Climate change policies important to Aussie voters ahead of election: poll

Xinhua News Agency


Climate change policies will influence almost half of all Australian voters in this year's federal election, according to results of a survey published on Thursday.

The results of the poll, conducted by Lonergan Research, showed that 47 percent of Australian voters said climate change and renewable energy would influence the way they vote.

Similarly, 44 percent of Australian voters believe a future government should be put in place strong measures to protect the World Heritage listed Great Barrier Reef.

Only one in five Australians said climate change policies would not affect their voting habits heading into the election.

Simon Sheikh from Future Super, the company who commissioned the poll of more than 1,000 Australians, said the results of the survey spell doom for the current government.

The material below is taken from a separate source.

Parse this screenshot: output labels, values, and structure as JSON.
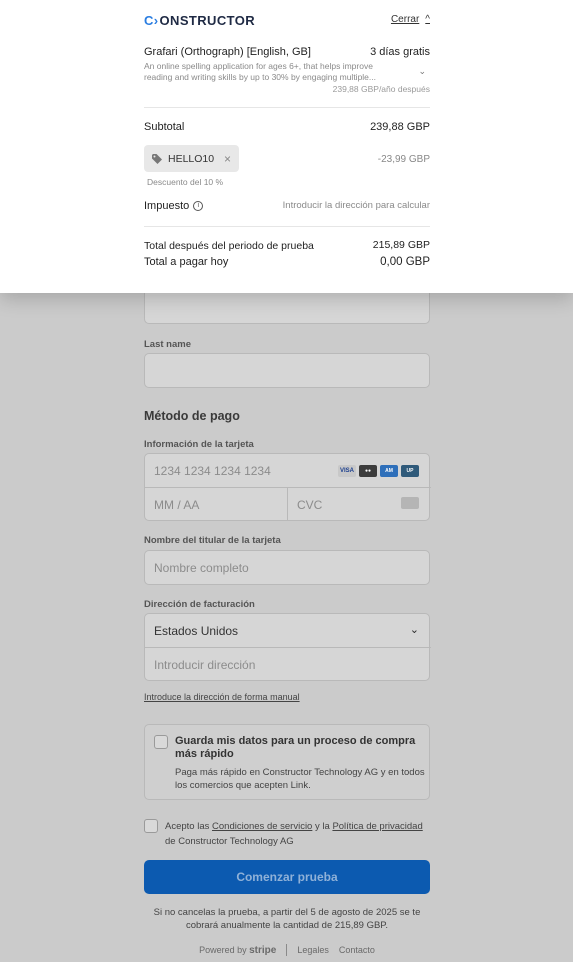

He said the Turnbull government's approval of the Adani coal mine close to the world-famous Great Barrier Reef, as well as the government's lax policy on renewable energy could cost it millions of votes.

"Today's polling shows that, when voters go to the polls in the second half of the year, they'll be concerned about climate change, " Sheikh told The Guardian on Thursday.

"That should be an extraordinary wake-up call for the government."

The news comes on the back of a stark warning from NASA, which revealed last month was the hottest February on record, something Australia's chief scientist said was a "genuine reason for concern".

Sheikh said Australians were becoming increasingly concerned with climate change, and the political party which best adapts its policies to reflect the changing landscape would ultimately have a better chance of getting into office.

"With temperature records being smashed in 2014, 2015 and in the first two months of 2016, it's little wonder that voters are deeply concerned about the issue once again," Sheikh said.

Australians will head to the polls later this year, with a date yet to be announced by Prime Minister Malcolm Turnbull.